The good news is, according to our study, 87% of businesses are willing to invest in skilling and reskilling of workers to create an AI-ready workforce. However, 67% of them have yet to implement plans to train their workers. Business leaders must have the urgency to invest in workers’ training, as AI cannot progress without skilled individuals.
The jobs of today will not be the jobs of tomorrow, and already we have seen demand for software engineering roles expand rapidly beyond just the tech sector. However, building an AI-ready workforce does not necessarily mean an acute need for technological skills. The top future skills identified by business leaders include a very important soft skill needed to create new AI-led innovations – adaptability and continuous learning.
No one organisation can fill the skills gap alone, which is why the Government and private companies like Microsoft need to work together. Microsoft’s recent partnership with the Government is a step on the road to ensuring New Zealand’s Government and workers are prepared for the future.
Within the first half of this year, more than 500 Government staff will receive more than 60 workshops, giving them confidence to use a range of digital technologies and platforms, including workshops on Artificial Intelligence. The idea is that if department staff are upskilled internally, they can more quickly and confidently take advantage of AI, making the running of their departments more cost-effective and efficient and providing better services.
Here at Microsoft, we constantly look for ways to support employers and workers in ways that can help them better adapt in the new digital economy. launched AI Business school that will empower business leaders to be successful and get results from AI. Our master class series will help to get the practical knowledge how to define an AI strategy and use AI with confidence. Also, you will hear directly from industry experts how to foster “AI Ready” culture.
Ultimately, staying competitive in today’s market requires adaptability from both employers and workers. Organisations with an agile workforce and an progressive and empathetic management who are willing to deal with change will have a greater chance to succeed. This means that in an AI-enabled future, organisations that have both the skills and the mindset to adapt are in a better position to create new breakthroughs.

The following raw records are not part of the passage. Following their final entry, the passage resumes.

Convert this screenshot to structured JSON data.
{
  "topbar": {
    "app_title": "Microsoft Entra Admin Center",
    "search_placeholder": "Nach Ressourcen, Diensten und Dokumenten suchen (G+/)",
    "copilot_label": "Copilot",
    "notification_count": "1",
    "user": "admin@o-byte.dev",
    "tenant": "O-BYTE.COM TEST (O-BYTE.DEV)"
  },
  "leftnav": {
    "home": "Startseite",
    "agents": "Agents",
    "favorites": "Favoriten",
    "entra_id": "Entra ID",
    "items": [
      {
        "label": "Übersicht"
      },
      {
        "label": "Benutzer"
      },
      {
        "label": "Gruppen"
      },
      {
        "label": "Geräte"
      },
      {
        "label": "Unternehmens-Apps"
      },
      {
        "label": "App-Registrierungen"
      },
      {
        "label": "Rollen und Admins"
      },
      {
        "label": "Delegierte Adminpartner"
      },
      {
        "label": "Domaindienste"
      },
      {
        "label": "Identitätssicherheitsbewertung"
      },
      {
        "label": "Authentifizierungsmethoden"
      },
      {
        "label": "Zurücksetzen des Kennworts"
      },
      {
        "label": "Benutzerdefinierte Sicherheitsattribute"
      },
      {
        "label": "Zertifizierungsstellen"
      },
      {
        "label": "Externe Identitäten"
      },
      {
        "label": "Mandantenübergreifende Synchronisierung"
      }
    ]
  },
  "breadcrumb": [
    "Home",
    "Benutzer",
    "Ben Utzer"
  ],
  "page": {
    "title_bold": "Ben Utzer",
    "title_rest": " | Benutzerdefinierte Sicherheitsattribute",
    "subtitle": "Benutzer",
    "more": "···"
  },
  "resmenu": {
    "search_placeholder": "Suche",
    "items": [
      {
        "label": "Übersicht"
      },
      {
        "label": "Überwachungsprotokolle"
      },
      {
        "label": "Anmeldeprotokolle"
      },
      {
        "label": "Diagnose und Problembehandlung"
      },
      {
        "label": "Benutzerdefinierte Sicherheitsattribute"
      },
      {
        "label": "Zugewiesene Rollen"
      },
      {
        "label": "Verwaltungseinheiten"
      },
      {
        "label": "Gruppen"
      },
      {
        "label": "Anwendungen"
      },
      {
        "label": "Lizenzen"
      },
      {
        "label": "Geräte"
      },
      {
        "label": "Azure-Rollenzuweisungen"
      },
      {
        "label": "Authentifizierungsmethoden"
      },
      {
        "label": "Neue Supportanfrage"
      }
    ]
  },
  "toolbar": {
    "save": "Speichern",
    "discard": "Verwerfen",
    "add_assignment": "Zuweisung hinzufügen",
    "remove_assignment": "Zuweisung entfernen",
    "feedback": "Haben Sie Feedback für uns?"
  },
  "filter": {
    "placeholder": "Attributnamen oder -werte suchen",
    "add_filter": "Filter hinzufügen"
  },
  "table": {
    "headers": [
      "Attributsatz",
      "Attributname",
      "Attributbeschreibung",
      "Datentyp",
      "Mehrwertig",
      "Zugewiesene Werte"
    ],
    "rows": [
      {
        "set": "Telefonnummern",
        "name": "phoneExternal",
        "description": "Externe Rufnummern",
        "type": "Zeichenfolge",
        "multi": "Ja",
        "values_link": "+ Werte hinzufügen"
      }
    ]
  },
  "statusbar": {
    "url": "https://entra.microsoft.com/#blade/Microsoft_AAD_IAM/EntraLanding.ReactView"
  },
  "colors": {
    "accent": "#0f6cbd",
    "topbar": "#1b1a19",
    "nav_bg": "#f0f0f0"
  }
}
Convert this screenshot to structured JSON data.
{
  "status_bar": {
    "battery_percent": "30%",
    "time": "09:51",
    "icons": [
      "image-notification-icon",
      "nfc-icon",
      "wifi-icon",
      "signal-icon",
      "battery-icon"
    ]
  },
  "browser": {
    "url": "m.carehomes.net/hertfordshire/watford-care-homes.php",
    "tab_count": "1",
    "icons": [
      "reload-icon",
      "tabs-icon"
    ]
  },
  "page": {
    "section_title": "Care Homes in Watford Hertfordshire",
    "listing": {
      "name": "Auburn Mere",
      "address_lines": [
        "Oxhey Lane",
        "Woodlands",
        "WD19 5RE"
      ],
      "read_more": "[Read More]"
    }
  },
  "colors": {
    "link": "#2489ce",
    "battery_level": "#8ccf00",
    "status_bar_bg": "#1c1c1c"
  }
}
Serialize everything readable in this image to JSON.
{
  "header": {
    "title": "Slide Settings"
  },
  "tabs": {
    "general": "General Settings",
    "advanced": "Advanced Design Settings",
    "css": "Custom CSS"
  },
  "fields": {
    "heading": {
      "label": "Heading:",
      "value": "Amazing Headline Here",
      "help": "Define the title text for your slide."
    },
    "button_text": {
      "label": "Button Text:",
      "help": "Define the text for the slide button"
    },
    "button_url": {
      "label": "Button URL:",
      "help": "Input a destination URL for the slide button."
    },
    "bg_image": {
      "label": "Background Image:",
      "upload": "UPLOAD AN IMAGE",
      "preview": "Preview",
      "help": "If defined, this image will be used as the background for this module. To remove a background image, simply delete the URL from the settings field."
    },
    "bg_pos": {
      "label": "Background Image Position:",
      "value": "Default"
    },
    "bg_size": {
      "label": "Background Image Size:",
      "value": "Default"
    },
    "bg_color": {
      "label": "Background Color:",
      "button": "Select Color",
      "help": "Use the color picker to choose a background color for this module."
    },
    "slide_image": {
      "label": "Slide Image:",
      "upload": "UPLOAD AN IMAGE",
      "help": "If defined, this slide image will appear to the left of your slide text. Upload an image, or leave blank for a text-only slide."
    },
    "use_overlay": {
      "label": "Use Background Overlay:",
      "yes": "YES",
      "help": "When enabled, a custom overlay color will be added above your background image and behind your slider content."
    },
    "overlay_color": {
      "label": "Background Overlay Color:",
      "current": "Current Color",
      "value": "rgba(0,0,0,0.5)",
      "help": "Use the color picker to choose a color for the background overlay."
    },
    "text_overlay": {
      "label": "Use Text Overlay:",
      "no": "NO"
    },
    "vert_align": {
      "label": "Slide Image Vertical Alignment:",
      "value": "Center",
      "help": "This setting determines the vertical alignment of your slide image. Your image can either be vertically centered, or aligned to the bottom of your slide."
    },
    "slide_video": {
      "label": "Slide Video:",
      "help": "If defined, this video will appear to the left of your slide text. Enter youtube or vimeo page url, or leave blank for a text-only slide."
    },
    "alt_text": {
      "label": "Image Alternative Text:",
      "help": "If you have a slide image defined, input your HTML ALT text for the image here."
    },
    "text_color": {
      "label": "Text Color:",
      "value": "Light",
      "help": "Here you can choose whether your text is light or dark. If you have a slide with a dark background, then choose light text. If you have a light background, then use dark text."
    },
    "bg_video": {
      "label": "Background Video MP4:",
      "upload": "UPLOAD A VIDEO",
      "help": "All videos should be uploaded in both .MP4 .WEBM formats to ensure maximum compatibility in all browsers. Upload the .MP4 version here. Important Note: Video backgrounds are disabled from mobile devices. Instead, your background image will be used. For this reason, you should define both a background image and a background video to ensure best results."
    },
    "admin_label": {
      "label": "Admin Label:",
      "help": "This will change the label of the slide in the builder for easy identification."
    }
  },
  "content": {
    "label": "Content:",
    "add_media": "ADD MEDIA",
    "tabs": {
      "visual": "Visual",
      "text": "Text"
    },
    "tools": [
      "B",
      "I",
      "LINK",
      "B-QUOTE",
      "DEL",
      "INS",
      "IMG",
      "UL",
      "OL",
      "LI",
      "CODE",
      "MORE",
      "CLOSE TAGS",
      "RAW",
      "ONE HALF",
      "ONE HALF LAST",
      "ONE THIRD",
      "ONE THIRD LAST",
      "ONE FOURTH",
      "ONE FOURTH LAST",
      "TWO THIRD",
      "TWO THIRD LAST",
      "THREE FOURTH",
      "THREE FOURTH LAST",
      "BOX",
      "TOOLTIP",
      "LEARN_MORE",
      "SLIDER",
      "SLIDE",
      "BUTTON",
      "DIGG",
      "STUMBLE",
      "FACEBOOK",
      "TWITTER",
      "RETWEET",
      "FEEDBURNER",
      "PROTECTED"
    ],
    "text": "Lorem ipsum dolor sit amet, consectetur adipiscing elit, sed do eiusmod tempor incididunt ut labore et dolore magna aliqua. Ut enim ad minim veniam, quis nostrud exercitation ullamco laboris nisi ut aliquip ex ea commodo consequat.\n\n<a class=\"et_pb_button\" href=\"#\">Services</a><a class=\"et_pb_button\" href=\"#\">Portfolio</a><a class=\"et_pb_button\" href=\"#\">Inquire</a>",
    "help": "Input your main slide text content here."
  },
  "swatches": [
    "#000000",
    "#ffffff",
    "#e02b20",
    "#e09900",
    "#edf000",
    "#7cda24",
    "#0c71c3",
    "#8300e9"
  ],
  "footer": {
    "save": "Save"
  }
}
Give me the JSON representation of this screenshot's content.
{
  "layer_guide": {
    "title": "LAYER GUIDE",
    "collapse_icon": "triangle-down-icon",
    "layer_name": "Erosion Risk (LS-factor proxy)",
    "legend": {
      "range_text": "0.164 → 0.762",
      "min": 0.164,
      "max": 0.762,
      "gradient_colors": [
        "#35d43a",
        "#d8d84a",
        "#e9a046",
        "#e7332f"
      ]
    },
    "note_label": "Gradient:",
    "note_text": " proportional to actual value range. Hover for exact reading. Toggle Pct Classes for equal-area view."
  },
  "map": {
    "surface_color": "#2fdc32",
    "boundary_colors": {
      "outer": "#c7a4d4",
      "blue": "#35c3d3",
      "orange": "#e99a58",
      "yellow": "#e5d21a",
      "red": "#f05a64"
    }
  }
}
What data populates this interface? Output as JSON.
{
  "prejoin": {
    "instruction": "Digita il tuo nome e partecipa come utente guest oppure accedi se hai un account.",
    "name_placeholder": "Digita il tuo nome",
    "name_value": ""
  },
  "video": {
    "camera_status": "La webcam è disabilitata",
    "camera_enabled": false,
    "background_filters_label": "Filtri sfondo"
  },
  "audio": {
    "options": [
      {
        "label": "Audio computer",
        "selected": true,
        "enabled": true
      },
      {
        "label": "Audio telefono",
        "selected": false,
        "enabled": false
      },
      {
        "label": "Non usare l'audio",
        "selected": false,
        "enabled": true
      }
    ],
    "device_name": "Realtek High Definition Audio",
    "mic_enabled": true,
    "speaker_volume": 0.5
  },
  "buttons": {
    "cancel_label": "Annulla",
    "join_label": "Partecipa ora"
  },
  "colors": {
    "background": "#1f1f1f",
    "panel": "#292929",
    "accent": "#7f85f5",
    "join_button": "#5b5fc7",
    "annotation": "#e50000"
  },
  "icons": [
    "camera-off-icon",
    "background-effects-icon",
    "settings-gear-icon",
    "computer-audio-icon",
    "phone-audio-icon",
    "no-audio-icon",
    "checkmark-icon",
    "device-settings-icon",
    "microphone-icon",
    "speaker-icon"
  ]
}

Russell Craig is National Technology Officer for Microsoft New Zealand.